To determine your specialization, it requires you to think about a few things. What do you enjoy teaching? What are you passionate about? What is the demand for services in your area? Each of these factors will contribute to the type of dog training services you wish to provide. A common mistake made by some is to offer every service you can think of right out of the gate. It is better for you – and your clients – if you can provide high-quality training in a couple of dog training disciplines, as opposed to spreading yourself too thin across a myriad of them.
- Decide on your career path. With your education completed, combined with a knowledge of the areas of dog training you want to offer, you then need to decide on a career path.
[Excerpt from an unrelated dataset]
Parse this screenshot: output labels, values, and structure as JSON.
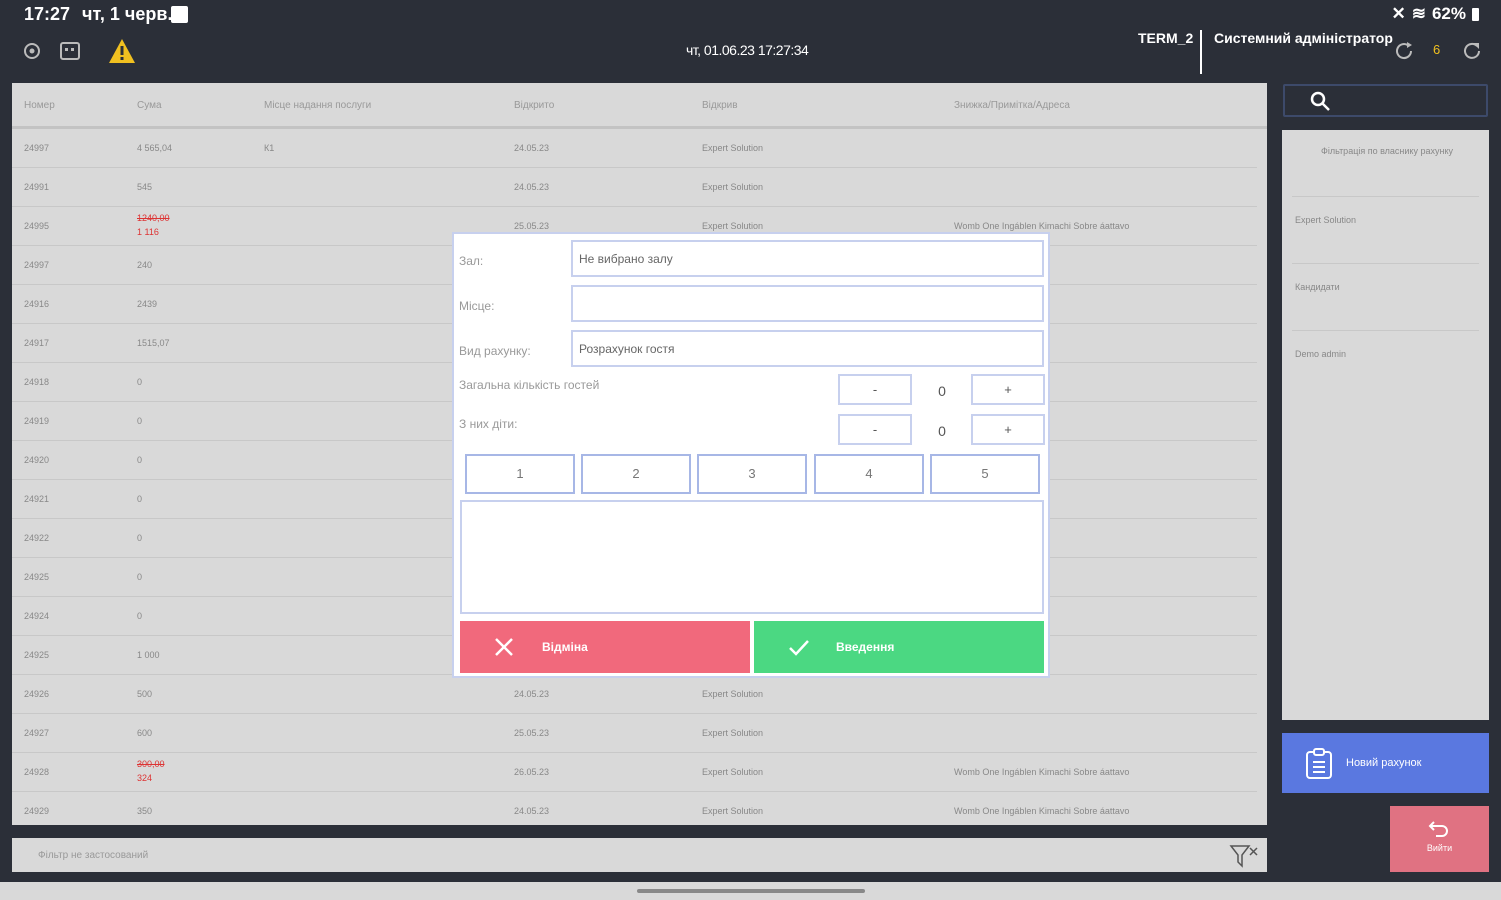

Will you set up your own business, or will you work through an established training facility? What are your career aspirations over the next three to five years?
Starting your own business may seem daunting, but if you are organized and diligent, you can make it work. Setting up your initial marketing plan will be pivotal to get your business off the ground, which is why we make it a priority to offer students at the School for Dog Trainers a detailed look at the business side of dog training, in addition to practical hands-on application.
- Be professional – be the best. If you have aspirations of making a full-time career from dog training, then one thing is clear – you have to take it seriously. This extends to every part of your work. We’re not just talking about the act of dog training itself, but we are also talking about general principles of good professional behavior, such as how you present yourself, how you interact with your clients, and the message that sends to them.
Professionalism is all-encompassing, but it is the little things that matter. Keep to the timing of your appointments (making a client wait = unprofessional). Dress appropriately (nobody expects you to turn up to a dog training appointment in formalwear, but sweatpants and an old t-shirt = unprofessional). Proofread the copy on your website/social media (spelling/grammar errors = unprofessional).
The list could go on, but in summary, make sure that you are putting your best out there! By being the best that you can be – in every aspect of your work – you are giving yourself (and your clients) the greatest chance of success.
In a crowded field, it can be easy to think that you might simply blend in with the countless other dog trainers who are competing for business.
In our experience, we know that there is enough business for good dog trainers to carve out a successful and rewarding career in this industry. The key is knowing what will distinguish you from your competition – and by following the steps in this article, you have a blueprint for how to achieve this.